By Jim Hagerty
A recent Ebola outbreak that may have killed as many as 670 in West Africa is not likely to spread to the United States, the Center for Disease Control (CDC) reports.
In fact, officials say there has never been a case of Ebola spreading to a developed nation.
“This is because people generally transmit the infection when they are very sick, have a high fever and a lot of symptoms,” said Dr. Kamiliny Kalahne, of Doctors Without Borders. “In these situations, they don’t travel.”
When those with symptoms do arrive in developed areas, they are almost always treated with advanced medicine that prevents outbreaks.
The American health system, for example, is better equipped to handle an Ebola outbreak than those in West Africa. Dr. Marty Cetron, of the CDC, says health officials here are able to diagnose a case of the virus and trace points of contact so it doesn’t spread.
“Epidemics of disease are often followed by epidemics of fear and epidemics of stigma,” Cetron said. “All of these things occur in a social context that can make containment very challenging.”
So far, recent cases of Ebola have spread to Guinea, Liberia and Sierra Leone in West Africa. The outbreak began July 20 when an American citizen working in Nigeria died from the virus. Since July 23, there have been 456 deaths reported. Health officials now fear that over 650 have died.
Ebola, otherwise known as Ebola Hemorrhagic Fever (EHF) and Ebola Virus Disease (EVD), is not contagious until symptoms appear. Once they do, fever, headaches, vomiting and kidney failure can take over and spread quickly to others. Without immediate treatment, the virus has a 59-percent fatality rate. In some cases, the fatality rate is as high as 90 percent.

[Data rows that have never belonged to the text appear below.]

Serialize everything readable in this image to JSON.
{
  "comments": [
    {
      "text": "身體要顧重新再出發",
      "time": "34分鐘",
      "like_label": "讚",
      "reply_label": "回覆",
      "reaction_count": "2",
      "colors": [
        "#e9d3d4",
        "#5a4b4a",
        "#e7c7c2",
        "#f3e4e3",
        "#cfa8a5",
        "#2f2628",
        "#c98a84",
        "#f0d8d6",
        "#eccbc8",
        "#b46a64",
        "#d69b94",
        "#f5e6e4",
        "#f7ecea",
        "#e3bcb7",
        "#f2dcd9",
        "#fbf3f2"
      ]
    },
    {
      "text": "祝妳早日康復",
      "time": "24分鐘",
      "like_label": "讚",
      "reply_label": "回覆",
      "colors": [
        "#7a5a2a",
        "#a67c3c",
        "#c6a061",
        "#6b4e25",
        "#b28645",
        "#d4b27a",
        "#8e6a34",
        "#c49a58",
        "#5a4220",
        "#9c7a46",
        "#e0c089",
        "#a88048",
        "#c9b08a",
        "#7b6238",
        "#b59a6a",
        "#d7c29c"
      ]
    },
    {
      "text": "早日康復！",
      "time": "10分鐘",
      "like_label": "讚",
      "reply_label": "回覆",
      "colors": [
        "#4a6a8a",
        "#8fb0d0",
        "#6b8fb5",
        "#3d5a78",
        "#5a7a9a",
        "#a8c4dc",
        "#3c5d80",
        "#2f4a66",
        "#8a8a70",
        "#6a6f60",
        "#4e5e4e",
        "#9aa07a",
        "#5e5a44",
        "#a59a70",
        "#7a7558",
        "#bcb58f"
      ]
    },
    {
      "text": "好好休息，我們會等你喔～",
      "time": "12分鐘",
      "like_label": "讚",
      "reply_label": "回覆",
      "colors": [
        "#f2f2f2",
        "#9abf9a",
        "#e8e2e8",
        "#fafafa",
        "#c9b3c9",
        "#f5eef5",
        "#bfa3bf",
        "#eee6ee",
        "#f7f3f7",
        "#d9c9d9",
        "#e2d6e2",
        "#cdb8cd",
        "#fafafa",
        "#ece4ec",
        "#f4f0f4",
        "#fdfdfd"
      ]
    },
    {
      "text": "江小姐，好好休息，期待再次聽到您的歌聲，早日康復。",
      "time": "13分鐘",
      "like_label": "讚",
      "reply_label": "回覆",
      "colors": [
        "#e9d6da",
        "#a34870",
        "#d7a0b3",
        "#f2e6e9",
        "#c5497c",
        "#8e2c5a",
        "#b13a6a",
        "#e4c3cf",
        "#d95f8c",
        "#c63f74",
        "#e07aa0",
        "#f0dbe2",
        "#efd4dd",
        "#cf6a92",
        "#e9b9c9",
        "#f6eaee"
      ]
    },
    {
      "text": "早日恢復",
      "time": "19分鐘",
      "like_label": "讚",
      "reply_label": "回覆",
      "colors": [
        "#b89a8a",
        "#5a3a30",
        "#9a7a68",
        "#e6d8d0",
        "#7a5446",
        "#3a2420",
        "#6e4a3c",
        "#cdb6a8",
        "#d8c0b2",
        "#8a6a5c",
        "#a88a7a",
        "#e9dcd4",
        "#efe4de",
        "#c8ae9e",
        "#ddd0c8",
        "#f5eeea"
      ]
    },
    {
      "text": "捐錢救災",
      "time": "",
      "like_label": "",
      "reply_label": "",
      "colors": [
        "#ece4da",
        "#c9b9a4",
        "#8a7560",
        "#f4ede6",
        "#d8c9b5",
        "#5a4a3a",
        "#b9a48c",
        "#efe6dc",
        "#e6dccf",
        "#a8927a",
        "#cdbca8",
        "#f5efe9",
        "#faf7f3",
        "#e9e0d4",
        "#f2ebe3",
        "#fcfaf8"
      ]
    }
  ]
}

The way to avoid contracting Ebola and preventing an outbreak is to avoid West African nations until the CDC has eliminated the threat. Those who have traveled to the region are urged to see a doctor immediately.